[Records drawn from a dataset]

────

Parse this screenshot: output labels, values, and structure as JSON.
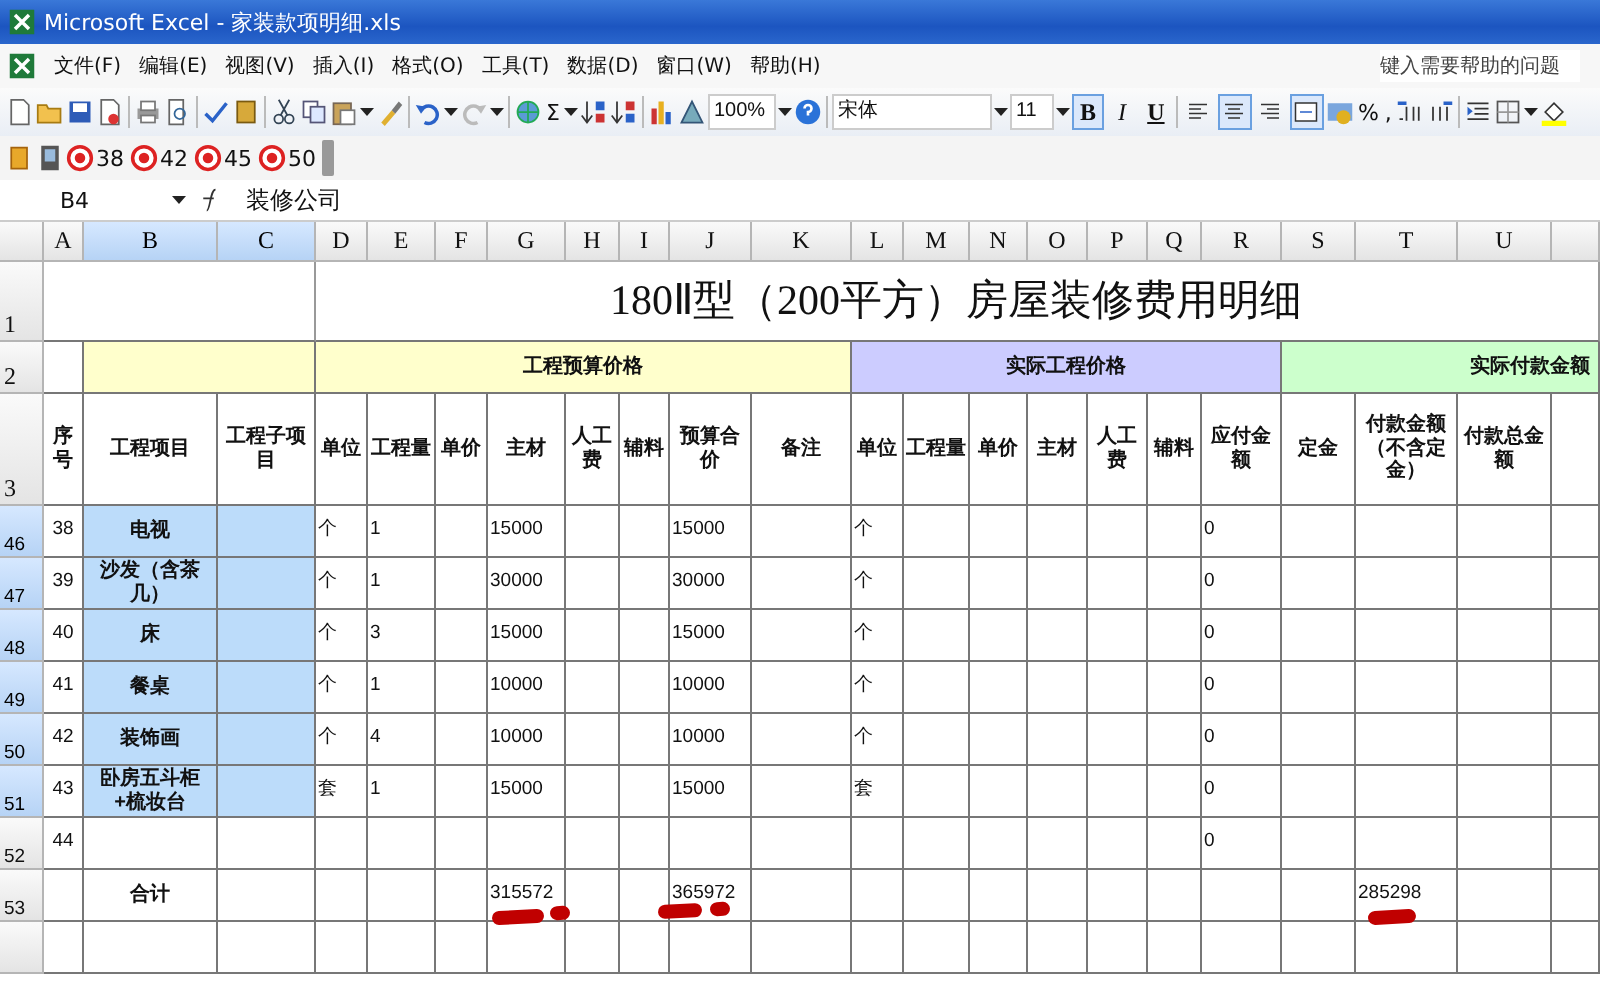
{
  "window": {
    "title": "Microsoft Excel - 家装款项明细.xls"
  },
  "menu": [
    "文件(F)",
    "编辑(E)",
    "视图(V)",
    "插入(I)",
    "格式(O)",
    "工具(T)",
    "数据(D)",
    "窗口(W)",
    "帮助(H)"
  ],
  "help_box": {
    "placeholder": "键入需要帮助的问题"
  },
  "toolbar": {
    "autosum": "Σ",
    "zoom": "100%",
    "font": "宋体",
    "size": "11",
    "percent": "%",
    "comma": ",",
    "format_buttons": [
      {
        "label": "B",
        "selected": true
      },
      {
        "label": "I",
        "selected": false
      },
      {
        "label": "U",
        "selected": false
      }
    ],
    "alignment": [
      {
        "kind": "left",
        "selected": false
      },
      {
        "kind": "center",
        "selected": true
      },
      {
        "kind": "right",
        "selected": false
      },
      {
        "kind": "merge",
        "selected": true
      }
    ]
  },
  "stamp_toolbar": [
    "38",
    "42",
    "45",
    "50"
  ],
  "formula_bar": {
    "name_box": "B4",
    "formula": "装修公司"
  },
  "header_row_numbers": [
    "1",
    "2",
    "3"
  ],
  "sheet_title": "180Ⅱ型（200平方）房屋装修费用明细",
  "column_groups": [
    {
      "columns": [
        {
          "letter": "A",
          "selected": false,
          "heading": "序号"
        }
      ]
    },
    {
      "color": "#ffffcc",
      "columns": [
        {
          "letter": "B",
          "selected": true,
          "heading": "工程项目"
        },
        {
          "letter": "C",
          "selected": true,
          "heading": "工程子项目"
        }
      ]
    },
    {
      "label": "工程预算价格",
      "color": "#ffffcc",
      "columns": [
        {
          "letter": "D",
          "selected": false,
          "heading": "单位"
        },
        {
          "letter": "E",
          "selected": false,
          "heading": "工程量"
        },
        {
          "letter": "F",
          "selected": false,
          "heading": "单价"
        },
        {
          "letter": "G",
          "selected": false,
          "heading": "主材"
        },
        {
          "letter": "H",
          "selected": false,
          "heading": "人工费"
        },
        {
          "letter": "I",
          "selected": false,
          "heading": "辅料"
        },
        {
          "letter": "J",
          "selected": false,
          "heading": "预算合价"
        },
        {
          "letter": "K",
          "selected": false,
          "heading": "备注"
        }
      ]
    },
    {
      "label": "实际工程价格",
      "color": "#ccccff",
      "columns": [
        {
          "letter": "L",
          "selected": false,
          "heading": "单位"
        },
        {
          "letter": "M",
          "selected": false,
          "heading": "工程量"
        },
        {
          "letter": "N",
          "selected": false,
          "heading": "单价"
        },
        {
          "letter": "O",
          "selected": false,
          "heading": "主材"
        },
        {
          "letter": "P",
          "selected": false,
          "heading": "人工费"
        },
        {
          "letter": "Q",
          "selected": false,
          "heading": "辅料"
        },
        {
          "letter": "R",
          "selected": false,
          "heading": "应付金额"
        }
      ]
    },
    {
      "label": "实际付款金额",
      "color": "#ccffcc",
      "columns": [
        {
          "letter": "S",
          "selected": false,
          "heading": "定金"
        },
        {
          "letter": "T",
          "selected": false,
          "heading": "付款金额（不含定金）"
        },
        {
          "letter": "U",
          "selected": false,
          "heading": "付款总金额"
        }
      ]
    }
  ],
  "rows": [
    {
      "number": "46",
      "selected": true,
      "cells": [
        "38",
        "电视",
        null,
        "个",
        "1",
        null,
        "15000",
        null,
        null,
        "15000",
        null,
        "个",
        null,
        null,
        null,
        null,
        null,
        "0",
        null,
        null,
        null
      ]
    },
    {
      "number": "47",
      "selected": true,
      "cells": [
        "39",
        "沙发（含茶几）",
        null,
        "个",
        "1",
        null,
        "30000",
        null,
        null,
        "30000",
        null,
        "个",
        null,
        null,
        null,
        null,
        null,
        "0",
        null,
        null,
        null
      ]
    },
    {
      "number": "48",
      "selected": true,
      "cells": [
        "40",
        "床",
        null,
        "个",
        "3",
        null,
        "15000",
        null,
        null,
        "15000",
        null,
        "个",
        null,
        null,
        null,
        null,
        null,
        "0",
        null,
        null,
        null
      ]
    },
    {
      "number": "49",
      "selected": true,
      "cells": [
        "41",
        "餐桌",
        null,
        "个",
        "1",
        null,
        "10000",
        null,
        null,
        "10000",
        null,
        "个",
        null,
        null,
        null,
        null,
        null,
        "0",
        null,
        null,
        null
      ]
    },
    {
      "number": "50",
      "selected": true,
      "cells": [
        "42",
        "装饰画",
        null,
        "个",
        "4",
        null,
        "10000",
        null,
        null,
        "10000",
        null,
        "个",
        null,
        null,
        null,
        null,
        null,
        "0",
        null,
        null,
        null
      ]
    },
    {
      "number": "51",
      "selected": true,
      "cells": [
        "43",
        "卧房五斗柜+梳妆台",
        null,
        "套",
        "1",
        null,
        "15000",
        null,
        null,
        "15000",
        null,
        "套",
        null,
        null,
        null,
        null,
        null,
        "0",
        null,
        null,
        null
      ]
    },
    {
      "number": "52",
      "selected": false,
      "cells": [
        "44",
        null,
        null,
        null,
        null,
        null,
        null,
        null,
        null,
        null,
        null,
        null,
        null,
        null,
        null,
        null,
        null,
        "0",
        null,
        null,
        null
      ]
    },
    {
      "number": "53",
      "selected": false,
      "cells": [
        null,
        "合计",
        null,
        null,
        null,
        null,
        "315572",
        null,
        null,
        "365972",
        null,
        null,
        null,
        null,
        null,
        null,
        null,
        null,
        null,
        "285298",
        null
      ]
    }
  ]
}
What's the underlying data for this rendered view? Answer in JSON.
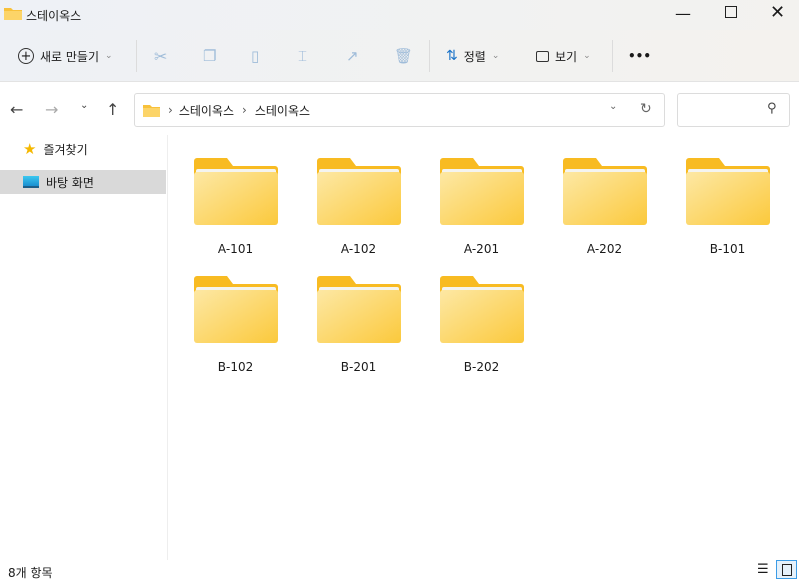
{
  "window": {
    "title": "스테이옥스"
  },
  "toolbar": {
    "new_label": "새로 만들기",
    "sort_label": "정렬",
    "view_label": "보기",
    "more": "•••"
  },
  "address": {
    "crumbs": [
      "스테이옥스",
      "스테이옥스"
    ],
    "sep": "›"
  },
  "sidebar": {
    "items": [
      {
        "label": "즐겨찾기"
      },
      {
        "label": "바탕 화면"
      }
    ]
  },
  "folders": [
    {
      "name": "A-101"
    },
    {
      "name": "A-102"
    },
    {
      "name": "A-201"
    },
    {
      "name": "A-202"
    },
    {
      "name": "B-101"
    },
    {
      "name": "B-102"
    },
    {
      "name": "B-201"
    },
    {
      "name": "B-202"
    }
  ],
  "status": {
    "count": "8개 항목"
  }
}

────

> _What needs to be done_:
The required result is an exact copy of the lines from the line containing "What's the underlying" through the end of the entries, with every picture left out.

> _Answer below_:
What's the underlying data for this rendered view? Answer in JSON.
{
  "window": {
    "title": "스테이옥스"
  },
  "toolbar": {
    "new_label": "새로 만들기",
    "sort_label": "정렬",
    "view_label": "보기",
    "more": "•••"
  },
  "address": {
    "crumbs": [
      "스테이옥스",
      "스테이옥스"
    ],
    "sep": "›"
  },
  "sidebar": {
    "items": [
      {
        "label": "즐겨찾기"
      },
      {
        "label": "바탕 화면"
      }
    ]
  },
  "folders": [
    {
      "name": "A-101"
    },
    {
      "name": "A-102"
    },
    {
      "name": "A-201"
    },
    {
      "name": "A-202"
    },
    {
      "name": "B-101"
    },
    {
      "name": "B-102"
    },
    {
      "name": "B-201"
    },
    {
      "name": "B-202"
    }
  ],
  "status": {
    "count": "8개 항목"
  }
}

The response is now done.